You often talk about how Asian and European carriers manage to board their planes much quicker than their North American counterparts, but never elaborate on the major differences in the boarding processes. Would you mind expanding on this? Perhaps a post outlining the differences, and what you think can be improved would be of interest to other readers, as I know it would be to me.
I’ve experienced this as well. I My guess, and it’s a guess, is that it isn’t the boarding process per say. Delays in departure seem to be when the ground agents are trying to determine if anymore standby customers can get seated or sometimes upgrades to premium cabins. So I think its an ground organization problem as opposed to how fast people get on a plane. Seems like every foreign carrier once the door shuts it pushes back. Not so here. Interesting question.
I wonder if it is also a carry on issue. Most of Ben’s reported international flights are long distance where most passengers are allowed a free checked bag so they’re not trying to bring their life’s belongings as carry on with the attendant issues of searching for space, gate checking etc.
I think it’s also cultural, in a way.

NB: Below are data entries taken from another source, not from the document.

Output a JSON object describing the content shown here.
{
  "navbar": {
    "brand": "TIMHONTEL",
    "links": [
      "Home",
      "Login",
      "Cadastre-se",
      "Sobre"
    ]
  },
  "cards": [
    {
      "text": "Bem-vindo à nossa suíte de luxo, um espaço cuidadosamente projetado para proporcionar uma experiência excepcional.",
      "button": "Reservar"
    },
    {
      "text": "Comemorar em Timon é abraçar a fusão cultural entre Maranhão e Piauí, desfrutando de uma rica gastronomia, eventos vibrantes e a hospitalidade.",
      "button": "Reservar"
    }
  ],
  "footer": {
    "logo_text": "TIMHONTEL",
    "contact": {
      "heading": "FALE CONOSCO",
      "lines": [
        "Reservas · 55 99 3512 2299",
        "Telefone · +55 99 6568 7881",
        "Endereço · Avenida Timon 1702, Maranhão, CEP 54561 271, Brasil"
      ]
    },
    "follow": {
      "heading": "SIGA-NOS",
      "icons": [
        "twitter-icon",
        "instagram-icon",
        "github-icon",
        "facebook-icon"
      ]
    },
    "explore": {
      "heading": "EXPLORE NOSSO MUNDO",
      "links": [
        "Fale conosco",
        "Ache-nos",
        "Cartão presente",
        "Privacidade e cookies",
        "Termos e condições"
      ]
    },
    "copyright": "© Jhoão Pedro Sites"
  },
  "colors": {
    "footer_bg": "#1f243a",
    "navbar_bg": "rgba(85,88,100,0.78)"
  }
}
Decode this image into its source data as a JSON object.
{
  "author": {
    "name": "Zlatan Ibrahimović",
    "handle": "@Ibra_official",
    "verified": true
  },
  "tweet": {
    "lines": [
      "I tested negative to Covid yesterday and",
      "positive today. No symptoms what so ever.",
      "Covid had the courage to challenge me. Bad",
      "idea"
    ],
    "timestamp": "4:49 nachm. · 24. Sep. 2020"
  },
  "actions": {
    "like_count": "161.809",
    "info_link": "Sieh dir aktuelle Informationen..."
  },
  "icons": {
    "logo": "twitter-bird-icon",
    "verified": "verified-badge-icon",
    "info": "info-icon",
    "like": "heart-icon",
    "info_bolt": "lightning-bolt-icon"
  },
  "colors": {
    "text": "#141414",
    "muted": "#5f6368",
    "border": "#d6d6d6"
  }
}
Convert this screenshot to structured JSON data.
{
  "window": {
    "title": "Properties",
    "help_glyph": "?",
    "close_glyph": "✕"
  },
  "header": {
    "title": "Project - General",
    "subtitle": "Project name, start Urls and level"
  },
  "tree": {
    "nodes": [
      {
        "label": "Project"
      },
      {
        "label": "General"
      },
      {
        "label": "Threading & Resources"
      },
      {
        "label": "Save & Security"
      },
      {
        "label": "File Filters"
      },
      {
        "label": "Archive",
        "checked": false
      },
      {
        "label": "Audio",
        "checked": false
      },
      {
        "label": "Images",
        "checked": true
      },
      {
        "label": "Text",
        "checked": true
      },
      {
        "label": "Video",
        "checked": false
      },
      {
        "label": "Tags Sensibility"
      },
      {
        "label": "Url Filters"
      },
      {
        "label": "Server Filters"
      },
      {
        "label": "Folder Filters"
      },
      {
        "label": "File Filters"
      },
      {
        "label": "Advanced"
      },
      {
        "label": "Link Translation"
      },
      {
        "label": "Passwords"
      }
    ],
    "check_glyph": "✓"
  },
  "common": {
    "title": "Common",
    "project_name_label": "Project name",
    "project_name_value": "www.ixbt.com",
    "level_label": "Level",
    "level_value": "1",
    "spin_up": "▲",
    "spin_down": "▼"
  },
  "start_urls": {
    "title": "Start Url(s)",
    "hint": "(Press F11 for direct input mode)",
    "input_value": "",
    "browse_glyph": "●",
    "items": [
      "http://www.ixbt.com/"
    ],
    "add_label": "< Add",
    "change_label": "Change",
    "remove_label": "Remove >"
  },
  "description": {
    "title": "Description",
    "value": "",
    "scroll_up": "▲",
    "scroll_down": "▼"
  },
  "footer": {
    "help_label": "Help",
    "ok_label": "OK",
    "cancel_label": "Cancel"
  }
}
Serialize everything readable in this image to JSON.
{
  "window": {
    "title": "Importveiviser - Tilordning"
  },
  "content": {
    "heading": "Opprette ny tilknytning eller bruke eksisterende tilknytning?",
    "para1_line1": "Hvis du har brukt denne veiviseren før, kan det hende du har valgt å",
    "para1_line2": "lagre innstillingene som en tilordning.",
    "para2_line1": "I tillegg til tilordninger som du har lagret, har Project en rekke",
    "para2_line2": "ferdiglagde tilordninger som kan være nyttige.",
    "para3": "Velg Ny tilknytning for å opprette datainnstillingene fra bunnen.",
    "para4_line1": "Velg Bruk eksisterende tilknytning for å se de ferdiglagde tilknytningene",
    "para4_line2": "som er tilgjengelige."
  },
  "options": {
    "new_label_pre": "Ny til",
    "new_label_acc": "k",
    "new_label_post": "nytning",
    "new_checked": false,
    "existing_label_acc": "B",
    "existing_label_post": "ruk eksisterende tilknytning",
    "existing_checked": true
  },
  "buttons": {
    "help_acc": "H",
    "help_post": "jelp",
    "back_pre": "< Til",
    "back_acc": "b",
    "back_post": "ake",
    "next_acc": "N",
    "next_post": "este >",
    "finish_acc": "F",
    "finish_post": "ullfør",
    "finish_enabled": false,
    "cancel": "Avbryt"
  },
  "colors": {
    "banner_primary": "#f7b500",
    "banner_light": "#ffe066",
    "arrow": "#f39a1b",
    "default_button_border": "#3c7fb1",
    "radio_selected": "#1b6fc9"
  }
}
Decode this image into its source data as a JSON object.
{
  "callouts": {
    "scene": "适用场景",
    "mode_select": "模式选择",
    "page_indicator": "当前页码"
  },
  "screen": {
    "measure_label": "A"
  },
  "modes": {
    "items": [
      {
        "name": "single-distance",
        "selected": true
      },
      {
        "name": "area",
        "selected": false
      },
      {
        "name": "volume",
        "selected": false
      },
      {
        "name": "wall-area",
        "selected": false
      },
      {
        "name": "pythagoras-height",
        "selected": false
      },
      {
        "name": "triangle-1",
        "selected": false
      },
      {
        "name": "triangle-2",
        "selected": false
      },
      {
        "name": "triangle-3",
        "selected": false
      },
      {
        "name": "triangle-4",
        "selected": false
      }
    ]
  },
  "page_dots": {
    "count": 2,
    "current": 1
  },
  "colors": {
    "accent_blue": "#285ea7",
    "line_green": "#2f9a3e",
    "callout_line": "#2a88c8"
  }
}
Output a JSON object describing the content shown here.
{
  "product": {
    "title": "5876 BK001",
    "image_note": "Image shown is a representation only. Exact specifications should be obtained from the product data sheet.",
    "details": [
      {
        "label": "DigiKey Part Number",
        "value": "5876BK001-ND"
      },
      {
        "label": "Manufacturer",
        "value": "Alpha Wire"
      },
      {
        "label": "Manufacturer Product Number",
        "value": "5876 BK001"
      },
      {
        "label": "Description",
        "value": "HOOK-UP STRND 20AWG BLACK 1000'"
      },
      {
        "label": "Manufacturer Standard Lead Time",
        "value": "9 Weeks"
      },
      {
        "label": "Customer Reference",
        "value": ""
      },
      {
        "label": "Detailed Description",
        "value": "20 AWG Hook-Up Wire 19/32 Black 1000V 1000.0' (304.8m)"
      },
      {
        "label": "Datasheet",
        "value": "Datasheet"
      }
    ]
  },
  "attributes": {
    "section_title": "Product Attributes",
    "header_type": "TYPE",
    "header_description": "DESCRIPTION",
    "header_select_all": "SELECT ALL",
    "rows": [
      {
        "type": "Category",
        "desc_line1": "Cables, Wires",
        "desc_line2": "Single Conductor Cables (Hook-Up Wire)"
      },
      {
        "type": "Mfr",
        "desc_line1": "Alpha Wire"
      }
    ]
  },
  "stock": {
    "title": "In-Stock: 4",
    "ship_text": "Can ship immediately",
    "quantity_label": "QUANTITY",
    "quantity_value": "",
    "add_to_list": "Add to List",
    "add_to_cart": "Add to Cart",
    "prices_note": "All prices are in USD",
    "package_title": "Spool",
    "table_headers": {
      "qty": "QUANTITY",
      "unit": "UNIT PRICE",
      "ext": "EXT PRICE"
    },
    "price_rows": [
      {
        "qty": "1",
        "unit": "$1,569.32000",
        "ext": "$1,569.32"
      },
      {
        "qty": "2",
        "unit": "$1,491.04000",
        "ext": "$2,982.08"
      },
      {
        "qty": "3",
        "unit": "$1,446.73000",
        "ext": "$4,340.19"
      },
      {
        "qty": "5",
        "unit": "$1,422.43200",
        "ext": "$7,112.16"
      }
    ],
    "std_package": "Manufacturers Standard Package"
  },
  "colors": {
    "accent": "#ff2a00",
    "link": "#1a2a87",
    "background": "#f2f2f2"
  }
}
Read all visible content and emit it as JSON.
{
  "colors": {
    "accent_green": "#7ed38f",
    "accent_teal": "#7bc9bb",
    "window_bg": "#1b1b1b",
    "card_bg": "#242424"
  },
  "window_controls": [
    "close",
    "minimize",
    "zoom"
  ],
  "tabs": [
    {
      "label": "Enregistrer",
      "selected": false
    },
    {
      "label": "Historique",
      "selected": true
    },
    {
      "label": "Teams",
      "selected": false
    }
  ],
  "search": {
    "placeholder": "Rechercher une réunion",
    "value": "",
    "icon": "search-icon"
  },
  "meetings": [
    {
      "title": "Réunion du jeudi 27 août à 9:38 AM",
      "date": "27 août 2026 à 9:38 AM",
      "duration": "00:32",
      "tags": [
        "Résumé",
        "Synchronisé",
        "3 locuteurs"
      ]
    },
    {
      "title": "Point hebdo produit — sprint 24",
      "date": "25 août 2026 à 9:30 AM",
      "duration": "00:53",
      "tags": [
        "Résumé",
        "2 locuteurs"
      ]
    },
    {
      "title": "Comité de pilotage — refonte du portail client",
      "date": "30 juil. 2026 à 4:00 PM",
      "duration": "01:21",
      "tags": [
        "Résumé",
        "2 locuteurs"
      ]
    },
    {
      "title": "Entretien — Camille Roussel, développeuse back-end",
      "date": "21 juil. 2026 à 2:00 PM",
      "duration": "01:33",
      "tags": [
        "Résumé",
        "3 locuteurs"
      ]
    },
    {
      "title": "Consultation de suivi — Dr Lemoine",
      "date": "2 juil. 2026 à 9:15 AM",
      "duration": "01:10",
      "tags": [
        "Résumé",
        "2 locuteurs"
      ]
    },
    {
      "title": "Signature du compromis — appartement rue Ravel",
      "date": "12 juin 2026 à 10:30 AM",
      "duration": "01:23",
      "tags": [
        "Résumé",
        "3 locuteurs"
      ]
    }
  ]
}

Americans travel less on average than Europeans, for example, and we use less “collective” transportation. If you’re accustomed to quickly boarding a subway car or bus, you’re probably more prepared to board an airplane and get situated.
I don’t think it’s a passenger thing at least in the European countries I frequent. The widebodies, even though they have more passengers seem to board quicker (although I never flown on an A380). At the larger, busier US airports during busy hours, I’ve sat at the gate for an hour with door closed before pushback. And I agree with MarkS, at most of the European airports I fly from, once the cabin door closes, its pushback time.
And the US Carriers seem to board very early perhaps to avoid a late pushback or maybe just to relieve gate congestion inside the terminal. And there’s no escaping the fact that US flights fly full these days.